I’ve been irritated by what I’ve seen in the media and in social media over the past week. First, the idea that Minnesota Vikings’ running back Adrian Peterson’s alleged crime was the spanking of his four-year-old kid back in May, one that left cuts and contusions all over his body, including the kid’s scrotum. In Peterson’s world, in the world in which I grew up, and in the world of millions of Americans, we didn’t and don’t use the term spanking at all — ass-whuppin’ (or a beating) is what constitutes corporal punishment.

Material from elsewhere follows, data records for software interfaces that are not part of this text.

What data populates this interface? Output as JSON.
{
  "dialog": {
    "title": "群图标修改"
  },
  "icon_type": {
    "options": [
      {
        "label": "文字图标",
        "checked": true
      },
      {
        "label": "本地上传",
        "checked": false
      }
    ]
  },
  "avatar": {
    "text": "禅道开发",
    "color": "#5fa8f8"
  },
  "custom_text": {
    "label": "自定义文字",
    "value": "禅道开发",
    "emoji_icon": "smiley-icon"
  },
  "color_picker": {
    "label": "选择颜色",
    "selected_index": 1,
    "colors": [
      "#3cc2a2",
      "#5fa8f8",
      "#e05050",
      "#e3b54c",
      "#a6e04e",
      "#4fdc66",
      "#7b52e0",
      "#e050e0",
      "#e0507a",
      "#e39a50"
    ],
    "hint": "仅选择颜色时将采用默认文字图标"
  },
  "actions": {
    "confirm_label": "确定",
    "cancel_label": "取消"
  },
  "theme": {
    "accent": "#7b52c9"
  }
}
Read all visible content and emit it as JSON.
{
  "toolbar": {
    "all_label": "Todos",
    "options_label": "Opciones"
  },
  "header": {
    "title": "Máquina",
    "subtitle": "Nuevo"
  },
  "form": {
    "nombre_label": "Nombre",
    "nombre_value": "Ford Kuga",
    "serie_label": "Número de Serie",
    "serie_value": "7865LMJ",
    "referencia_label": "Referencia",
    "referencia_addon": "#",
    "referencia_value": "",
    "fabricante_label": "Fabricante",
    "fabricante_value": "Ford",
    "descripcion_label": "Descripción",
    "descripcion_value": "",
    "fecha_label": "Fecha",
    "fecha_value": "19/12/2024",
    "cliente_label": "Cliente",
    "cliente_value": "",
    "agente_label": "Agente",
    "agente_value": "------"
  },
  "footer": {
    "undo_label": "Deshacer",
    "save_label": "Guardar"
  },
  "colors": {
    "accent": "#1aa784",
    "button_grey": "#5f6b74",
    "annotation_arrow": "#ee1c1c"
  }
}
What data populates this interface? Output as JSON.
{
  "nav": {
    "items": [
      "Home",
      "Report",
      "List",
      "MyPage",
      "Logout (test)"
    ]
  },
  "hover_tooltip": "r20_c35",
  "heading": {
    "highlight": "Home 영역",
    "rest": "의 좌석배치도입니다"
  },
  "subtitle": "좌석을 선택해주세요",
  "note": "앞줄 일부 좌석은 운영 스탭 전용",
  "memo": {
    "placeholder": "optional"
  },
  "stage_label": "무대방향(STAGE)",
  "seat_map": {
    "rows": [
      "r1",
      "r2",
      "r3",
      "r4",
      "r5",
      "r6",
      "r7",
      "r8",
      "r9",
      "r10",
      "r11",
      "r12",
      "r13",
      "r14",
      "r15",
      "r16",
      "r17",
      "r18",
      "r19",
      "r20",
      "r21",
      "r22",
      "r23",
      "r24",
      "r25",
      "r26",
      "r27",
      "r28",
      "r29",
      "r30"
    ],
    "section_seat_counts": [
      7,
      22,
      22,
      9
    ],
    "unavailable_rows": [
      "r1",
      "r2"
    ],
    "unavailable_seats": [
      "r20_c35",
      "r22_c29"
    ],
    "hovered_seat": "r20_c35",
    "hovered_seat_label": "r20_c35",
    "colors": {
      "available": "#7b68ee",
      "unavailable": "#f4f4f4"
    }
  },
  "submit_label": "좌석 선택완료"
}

Second has been the response of sports talk radio and many NFL fans — especially including the less enlightened and more entitled of the sports media — to public criticism and how teams have reacted to recent domestic violence and child abuse revelations. Their response to CBS’ Thursday Night Football host James Brown speaking up about men needing to take more responsibility for their actions vis-a-vis domestic violence: “Shut the hell up! You’re ruining my mood for the game! This isn’t the right time or the place to talk about domestic violence, just before my football game!”
Both reflect the insularity of the elitism that is mainstream media and the denier-resentment that is Whiteness in America as reflected in sports and especially football. To call what Peterson did to his son a spanking, well, it defies all logic. It was an ass-whuppin’, plain and simple. Journalists, bloggers and tweeters dedicated many posts and articles over the past six days to the issue of spanking and why so many wee common folk accept spanking as a form of discipline for their children. I have yet to see an article that makes the correct distinction between a spanking — the use of a hand or a light paddle to smack the butt of a child — and an ass-whuppin’.
See, between the ages of three and thirteen, my Mom, my father Jimme, and my idiot stepfather Maurice Washington gave me between twenty-five and thirty ass-whuppins, but only two or three spankings. Here’s the last ass-whuppin’ I got from Maurice before he transitioned to upper cuts and kicks to my stomach:
This wasn’t the first time I had to strip down to nothing to have my butt, back and legs beaten to the point of welts and contusions, though this ass-whuppin’ led to my second incident of severe abuse. Over the years, my Mom and my babysitter Ida (she died recently at eighty-six — RIP) had whupped me and my older brother Darren with a switch (though with one far more prepared for beating a child without marking up skin than what Peterson allegedly used). They and Maurice had also used the standard leather belt, an extension cord (the type that you plug into a wall socket), and a shoe (my Mom did that in front of a crowd at a July 4th picnic in ’79).
Over those years, my parents and my somewhat legal guardians slapped me, smacked me, kicked me in the eye, and put me in a head-lock, all before my summer of abuse in ’82. Not once did anyone responsible for disciplining me call it a spanking. Based on my own experience and the experiences of people I’ve met and known over the years, I can pretty much guarantee Peterson didn’t call it a spanking either.
Then there’s been the NFL’s reaction to the gigantic PR hit it has taken over commissioner Roger Goodell’s handling of the Ray Rice case and the Baltimore Ravens’ subsequent termination of Rice. Not to mention the Vikings’ deactivation-reactivation-deactivation of Peterson, the Carolina Panthers’ deactivation of convicted woman abuser Greg Hardy, and yesterday’s arrest of Arizona Cardinals running back Jonathan Dwyer, whom the Cardinals also deactivated. I’m more than certain that ESPN Radio 980 show host Steve Czaban wasn’t alone when he called these sanctions “overreactions” and lamented the “slippery slope” that the NFL as “moral police” has started to slide down. Czaban represents an ilk of sports show hosts and corresponding listeners and fans who want sports to remain a “diversion” from “real life,” to not have someone’s “politics” like James Brown’s ruin their spectator experience.
To that, I say, good! Men shouldn’t be comfortable living in a bubble in which the athletic “freaks” who entertain them in sports should then be excused when accused of committing crimes. Nor should they be called “animals” when the law proves that they are guilty of such crimes. White men especially often act as if it’s their world and they have the right to a relaxing day without dealing with issues of racism, misogyny, patriarchy, homophobia and other forms of inequality from which they benefit every day.
To that I say, we need more statements during sports programs from James Brown and Hannah Storm, more advertisers (even ones as hypocritical as Anheuser Busch, as their beers help fuel domestic violence and child abuse) “venting their spleen,” more people taking a stand against people who like their spectator entitlements a bit too much. To those denialists, especially Czaban, I say, kiss my abused Black ass.